“A green roof is built up in layers of waterproofing membrane, root barrier, drainage material, filter fabric, erosion blanket and insulation, explains Birch. “Combined, it can add up to 30 pounds or more per square foot.” It’s all topped off with growing medium — a mineral-based mix with low organic content engineered to support native plants but discourage weeds.
Scotty Guinn Dilworth, who specializes in sustainable garden design and installation, explains there are two types of green roof construction. “An extensive roof has less than 6 inches of growing medium, which limits plant options but is less expensive,” she says. “Intensive roofs have more than 6 inches of growing medium and will accommodate plantings similar to ground-level landscaping.”

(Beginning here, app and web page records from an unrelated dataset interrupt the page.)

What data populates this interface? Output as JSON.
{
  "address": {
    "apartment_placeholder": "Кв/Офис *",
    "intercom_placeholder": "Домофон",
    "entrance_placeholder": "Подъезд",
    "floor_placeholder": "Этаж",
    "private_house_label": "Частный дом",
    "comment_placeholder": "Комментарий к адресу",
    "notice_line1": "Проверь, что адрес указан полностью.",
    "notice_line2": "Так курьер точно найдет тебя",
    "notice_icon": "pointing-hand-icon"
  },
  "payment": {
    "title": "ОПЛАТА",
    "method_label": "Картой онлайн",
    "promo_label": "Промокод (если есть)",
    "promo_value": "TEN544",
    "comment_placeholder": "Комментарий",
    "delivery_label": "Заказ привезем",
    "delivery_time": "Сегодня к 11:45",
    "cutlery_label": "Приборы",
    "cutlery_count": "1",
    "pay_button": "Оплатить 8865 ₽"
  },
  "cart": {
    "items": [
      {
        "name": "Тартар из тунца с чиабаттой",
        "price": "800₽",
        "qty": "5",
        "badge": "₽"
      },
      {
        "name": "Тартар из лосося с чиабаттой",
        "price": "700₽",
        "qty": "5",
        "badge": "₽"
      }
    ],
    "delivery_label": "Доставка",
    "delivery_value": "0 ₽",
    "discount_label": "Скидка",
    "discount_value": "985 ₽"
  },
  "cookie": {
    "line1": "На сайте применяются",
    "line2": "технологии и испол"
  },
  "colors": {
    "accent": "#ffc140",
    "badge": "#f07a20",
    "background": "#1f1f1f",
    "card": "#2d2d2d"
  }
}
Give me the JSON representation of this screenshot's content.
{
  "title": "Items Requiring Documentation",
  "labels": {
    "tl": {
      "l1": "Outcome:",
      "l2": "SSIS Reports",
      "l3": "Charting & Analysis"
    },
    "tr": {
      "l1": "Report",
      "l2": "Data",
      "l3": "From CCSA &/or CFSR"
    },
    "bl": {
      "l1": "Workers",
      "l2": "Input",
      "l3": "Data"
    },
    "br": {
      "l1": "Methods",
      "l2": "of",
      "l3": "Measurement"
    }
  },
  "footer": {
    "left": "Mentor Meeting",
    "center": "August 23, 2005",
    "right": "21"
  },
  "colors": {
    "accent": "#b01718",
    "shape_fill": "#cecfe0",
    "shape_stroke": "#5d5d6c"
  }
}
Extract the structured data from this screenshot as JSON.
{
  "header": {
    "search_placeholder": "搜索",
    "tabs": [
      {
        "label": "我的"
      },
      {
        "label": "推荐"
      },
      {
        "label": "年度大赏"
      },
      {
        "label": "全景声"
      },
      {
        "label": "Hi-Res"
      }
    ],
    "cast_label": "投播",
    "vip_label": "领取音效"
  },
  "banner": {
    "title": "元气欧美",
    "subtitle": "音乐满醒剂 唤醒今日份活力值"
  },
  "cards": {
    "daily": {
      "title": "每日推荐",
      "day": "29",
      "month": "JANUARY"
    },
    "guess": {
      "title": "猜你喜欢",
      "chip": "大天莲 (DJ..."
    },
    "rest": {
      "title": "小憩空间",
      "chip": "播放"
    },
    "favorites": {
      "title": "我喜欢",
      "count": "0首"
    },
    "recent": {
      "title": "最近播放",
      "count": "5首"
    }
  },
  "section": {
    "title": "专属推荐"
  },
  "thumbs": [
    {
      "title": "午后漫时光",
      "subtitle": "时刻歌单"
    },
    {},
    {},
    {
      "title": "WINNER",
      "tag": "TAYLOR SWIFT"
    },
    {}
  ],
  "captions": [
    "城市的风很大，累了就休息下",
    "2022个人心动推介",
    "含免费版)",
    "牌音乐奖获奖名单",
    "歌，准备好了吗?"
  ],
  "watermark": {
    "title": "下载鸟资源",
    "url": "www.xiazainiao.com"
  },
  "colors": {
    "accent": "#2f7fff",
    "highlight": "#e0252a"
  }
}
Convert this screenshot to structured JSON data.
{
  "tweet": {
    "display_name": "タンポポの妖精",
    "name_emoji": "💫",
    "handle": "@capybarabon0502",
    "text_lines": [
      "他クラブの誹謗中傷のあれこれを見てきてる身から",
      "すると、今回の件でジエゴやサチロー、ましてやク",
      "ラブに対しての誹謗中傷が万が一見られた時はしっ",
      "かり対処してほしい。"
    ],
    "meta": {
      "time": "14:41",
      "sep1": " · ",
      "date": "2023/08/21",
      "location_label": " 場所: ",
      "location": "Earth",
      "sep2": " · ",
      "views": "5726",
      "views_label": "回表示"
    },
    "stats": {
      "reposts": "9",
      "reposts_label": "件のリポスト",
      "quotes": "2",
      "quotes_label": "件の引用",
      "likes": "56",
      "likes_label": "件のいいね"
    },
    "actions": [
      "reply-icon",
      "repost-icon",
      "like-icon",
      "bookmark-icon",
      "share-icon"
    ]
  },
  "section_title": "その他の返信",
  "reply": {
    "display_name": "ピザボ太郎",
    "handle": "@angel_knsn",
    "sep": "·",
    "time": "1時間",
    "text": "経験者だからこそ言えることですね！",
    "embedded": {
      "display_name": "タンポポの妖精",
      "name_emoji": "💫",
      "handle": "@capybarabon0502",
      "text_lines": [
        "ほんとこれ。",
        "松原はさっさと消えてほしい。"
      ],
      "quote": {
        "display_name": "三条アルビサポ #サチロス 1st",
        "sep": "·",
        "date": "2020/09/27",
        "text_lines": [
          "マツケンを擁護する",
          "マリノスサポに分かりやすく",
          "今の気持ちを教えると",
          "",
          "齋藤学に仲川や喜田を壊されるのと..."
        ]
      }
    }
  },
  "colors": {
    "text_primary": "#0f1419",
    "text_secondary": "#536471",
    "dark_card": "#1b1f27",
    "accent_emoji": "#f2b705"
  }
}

“The plants themselves can be installed in several different ways,” says Birch. “Integral roofs are assembled on-site. We spread loose growing medium and then plant immature plugs of vegetation that will fill in after several months. Or, vegetation can be rolled out like sod in thick blankets of established plants.” Finally, Dilworth describes trays that are pre-planted modular “beds” of live plants which she assembles like tiles and locks in place to form a finished rooftop garden.
Trailblazer: This green roof was one of the first residential green roofs in Richmond. At 5,200 square feet, it is also one of the largest. (Photo by Beth Furgurson)
A Meadow Above
In 2004, when hurricane Isabel brought a massive oak tree down on the aging tar-and-gravel roof of their Midcentury modern home, owners Karen Raschke and Don Creech took advantage of the opportunity to add a vegetative roof. Theirs is one of the first residential green roofs in Richmond, and at over 5,200 square feet, the largest. The roof is planted primarily in sedum, a meandering carpet in shades of green that rolls over the sloping transitions from one roof level to the next. It has naturalized over the years as the plants have spread and today looks like a verdant meadow framed by the pavers along the perimeter that serve as a firebreak. And because there are no permanent steps (the roof is accessed by ladder for periodic maintenance) the building code doesn’t require guardrails. The roof is visually integrated with the surrounding landscape, making it a green roof in the most classic sense.
Plants that thrive in the harsh environment of a roof are typically sedum, succulents or native grasses that have adapted to the local environment, are easy to establish, and grow slowly with a low, spreading habit. They are available in a wide variety of leaf shapes, colors and textures and different species can be selected to bloom and go dormant at different times for year-round appeal. Some green roofs feature a spontaneous mixture of plant pairings that mirror nature’s style, resembling drifts of bright confetti. Others are designed as bold blocks of pattern and color.
Herbaceous annuals, edibles such as herbs and vegetables, and even shrubs and trees (planted in pots) are often added to conventional green roofs.
When you include pavers to support foot traffic, raised beds for variety, and furniture for relaxing or entertaining, a green roof becomes a roof garden.
Cascade of Greenery
John Duke planted a practice green roof on the overhang above the basement door of the log cabin that he and his wife, Darien, were renovating. It worked, and now the 100-year-old former hunting lodge in Bon Air has four green roofs. Their home office has a green roof, the balcony off of the office is a green roof and the office overlooks a green roof below. A cascade of sedum, native grasses and wildflowers seems to spill from level to level, ending in a pool of plants on the ground that were sprouted from sedum clippings. “It’s a different way of looking at a garden,” he says, “making something beautiful out of a necessity.”